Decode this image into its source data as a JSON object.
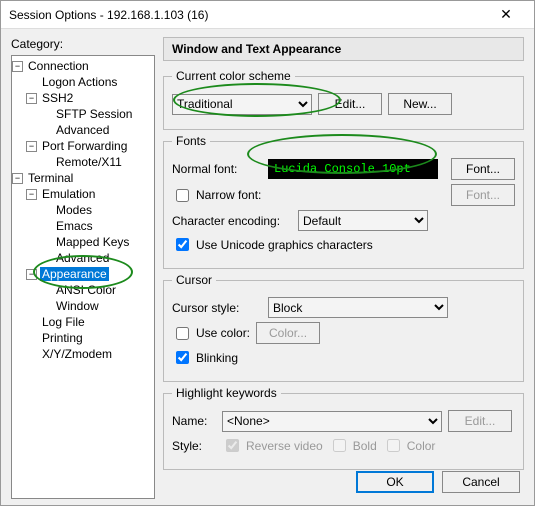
{
  "title": "Session Options - 192.168.1.103 (16)",
  "category_label": "Category:",
  "tree": {
    "n0": "Connection",
    "n1": "Logon Actions",
    "n2": "SSH2",
    "n3": "SFTP Session",
    "n4": "Advanced",
    "n5": "Port Forwarding",
    "n6": "Remote/X11",
    "n7": "Terminal",
    "n8": "Emulation",
    "n9": "Modes",
    "n10": "Emacs",
    "n11": "Mapped Keys",
    "n12": "Advanced",
    "n13": "Appearance",
    "n14": "ANSI Color",
    "n15": "Window",
    "n16": "Log File",
    "n17": "Printing",
    "n18": "X/Y/Zmodem"
  },
  "header": "Window and Text Appearance",
  "scheme": {
    "legend": "Current color scheme",
    "value": "Traditional",
    "edit": "Edit...",
    "new": "New..."
  },
  "fonts": {
    "legend": "Fonts",
    "normal_label": "Normal font:",
    "preview": "Lucida Console 10pt",
    "font_btn": "Font...",
    "narrow_label": "Narrow font:",
    "narrow_btn": "Font...",
    "enc_label": "Character encoding:",
    "enc_value": "Default",
    "uni_label": "Use Unicode graphics characters"
  },
  "cursor": {
    "legend": "Cursor",
    "style_label": "Cursor style:",
    "style_value": "Block",
    "usecolor_label": "Use color:",
    "color_btn": "Color...",
    "blink_label": "Blinking"
  },
  "hl": {
    "legend": "Highlight keywords",
    "name_label": "Name:",
    "name_value": "<None>",
    "edit": "Edit...",
    "style_label": "Style:",
    "rev": "Reverse video",
    "bold": "Bold",
    "color": "Color"
  },
  "footer": {
    "ok": "OK",
    "cancel": "Cancel"
  },
  "colors": {
    "accent": "#0078d7",
    "annot": "#1c8a1c"
  }
}
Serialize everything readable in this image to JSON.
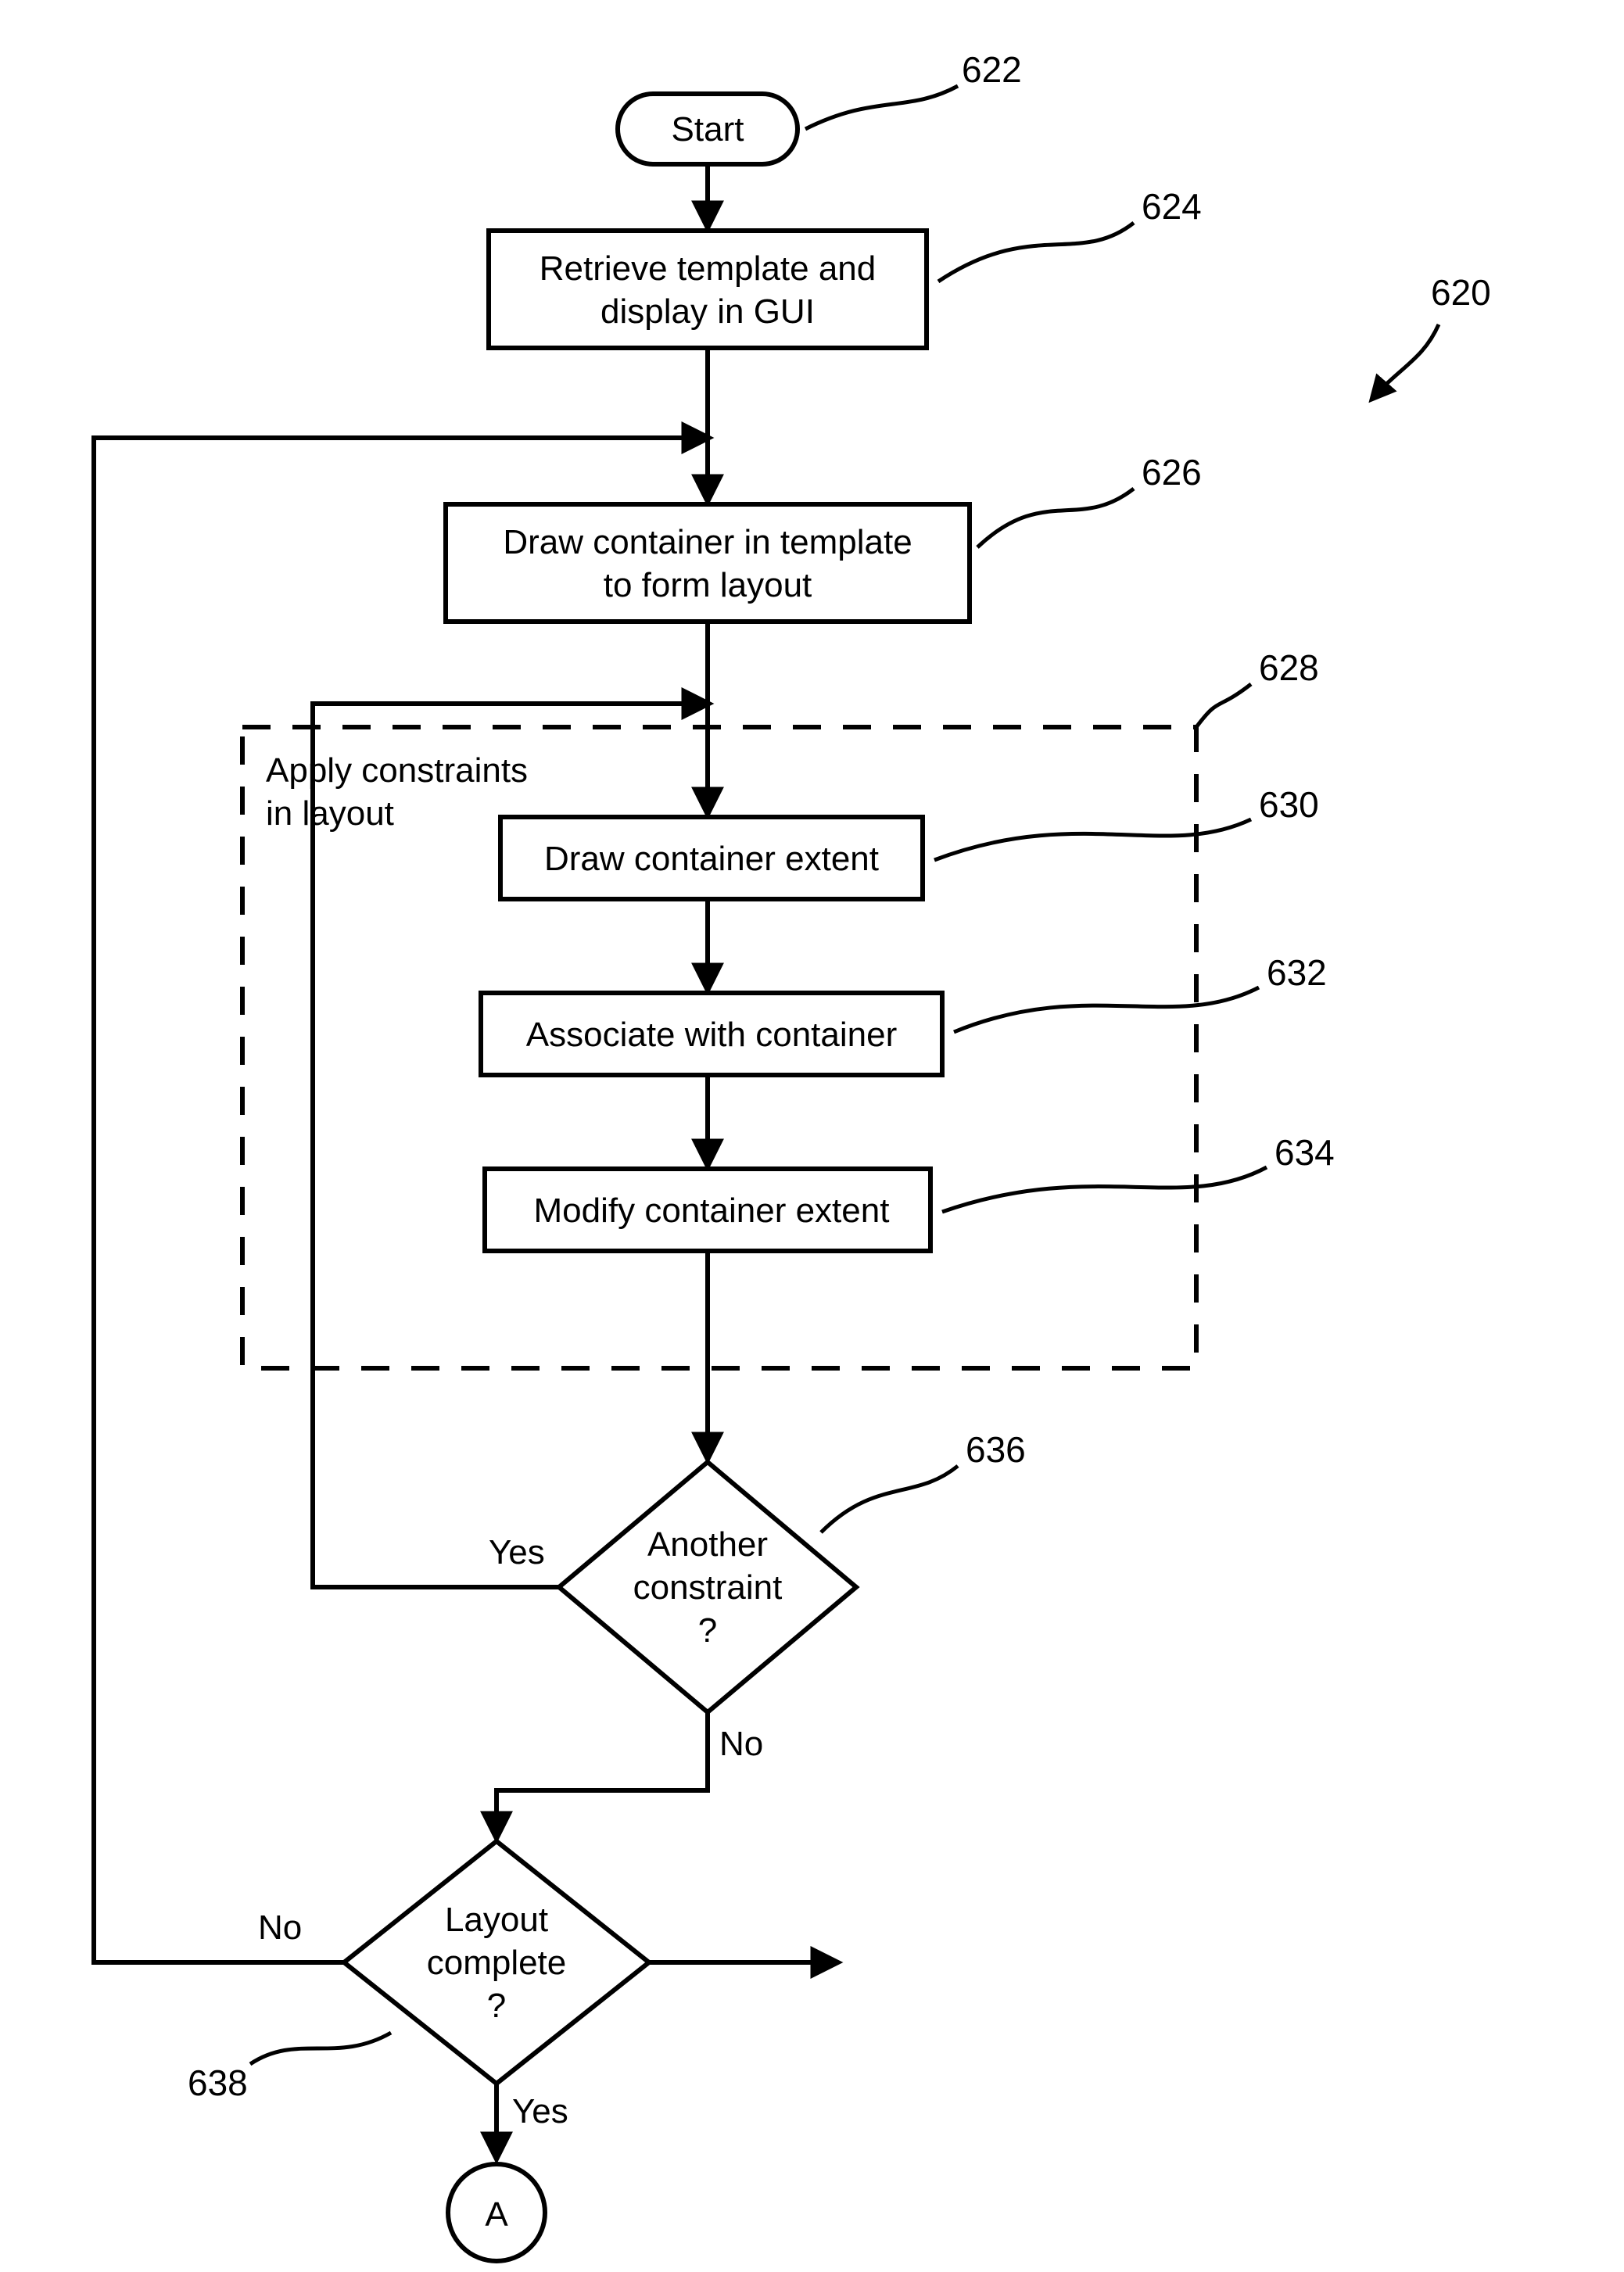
{
  "refs": {
    "fig": "620",
    "start": "622",
    "retrieve": "624",
    "draw_container": "626",
    "constraints_group": "628",
    "draw_extent": "630",
    "associate": "632",
    "modify_extent": "634",
    "another_constraint": "636",
    "layout_complete": "638"
  },
  "labels": {
    "start": "Start",
    "retrieve_l1": "Retrieve template and",
    "retrieve_l2": "display in GUI",
    "draw_container_l1": "Draw container in template",
    "draw_container_l2": "to form layout",
    "constraints_l1": "Apply constraints",
    "constraints_l2": "in layout",
    "draw_extent": "Draw container extent",
    "associate": "Associate with container",
    "modify_extent": "Modify container extent",
    "another_l1": "Another",
    "another_l2": "constraint",
    "another_l3": "?",
    "layout_l1": "Layout",
    "layout_l2": "complete",
    "layout_l3": "?",
    "yes": "Yes",
    "no": "No",
    "connector": "A"
  }
}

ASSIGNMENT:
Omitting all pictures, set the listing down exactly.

TASK ANSWER:
Decode this image into its source data as a JSON object.
{
  "title": "Session Options - 192.168.1.103 (16)",
  "category_label": "Category:",
  "tree": {
    "n0": "Connection",
    "n1": "Logon Actions",
    "n2": "SSH2",
    "n3": "SFTP Session",
    "n4": "Advanced",
    "n5": "Port Forwarding",
    "n6": "Remote/X11",
    "n7": "Terminal",
    "n8": "Emulation",
    "n9": "Modes",
    "n10": "Emacs",
    "n11": "Mapped Keys",
    "n12": "Advanced",
    "n13": "Appearance",
    "n14": "ANSI Color",
    "n15": "Window",
    "n16": "Log File",
    "n17": "Printing",
    "n18": "X/Y/Zmodem"
  },
  "header": "Window and Text Appearance",
  "scheme": {
    "legend": "Current color scheme",
    "value": "Traditional",
    "edit": "Edit...",
    "new": "New..."
  },
  "fonts": {
    "legend": "Fonts",
    "normal_label": "Normal font:",
    "preview": "Lucida Console 10pt",
    "font_btn": "Font...",
    "narrow_label": "Narrow font:",
    "narrow_btn": "Font...",
    "enc_label": "Character encoding:",
    "enc_value": "Default",
    "uni_label": "Use Unicode graphics characters"
  },
  "cursor": {
    "legend": "Cursor",
    "style_label": "Cursor style:",
    "style_value": "Block",
    "usecolor_label": "Use color:",
    "color_btn": "Color...",
    "blink_label": "Blinking"
  },
  "hl": {
    "legend": "Highlight keywords",
    "name_label": "Name:",
    "name_value": "<None>",
    "edit": "Edit...",
    "style_label": "Style:",
    "rev": "Reverse video",
    "bold": "Bold",
    "color": "Color"
  },
  "footer": {
    "ok": "OK",
    "cancel": "Cancel"
  },
  "colors": {
    "accent": "#0078d7",
    "annot": "#1c8a1c"
  }
}
Serialize everything readable in this image to JSON.
{
  "refs": {
    "fig": "620",
    "start": "622",
    "retrieve": "624",
    "draw_container": "626",
    "constraints_group": "628",
    "draw_extent": "630",
    "associate": "632",
    "modify_extent": "634",
    "another_constraint": "636",
    "layout_complete": "638"
  },
  "labels": {
    "start": "Start",
    "retrieve_l1": "Retrieve template and",
    "retrieve_l2": "display in GUI",
    "draw_container_l1": "Draw container in template",
    "draw_container_l2": "to form layout",
    "constraints_l1": "Apply constraints",
    "constraints_l2": "in layout",
    "draw_extent": "Draw container extent",
    "associate": "Associate with container",
    "modify_extent": "Modify container extent",
    "another_l1": "Another",
    "another_l2": "constraint",
    "another_l3": "?",
    "layout_l1": "Layout",
    "layout_l2": "complete",
    "layout_l3": "?",
    "yes": "Yes",
    "no": "No",
    "connector": "A"
  }
}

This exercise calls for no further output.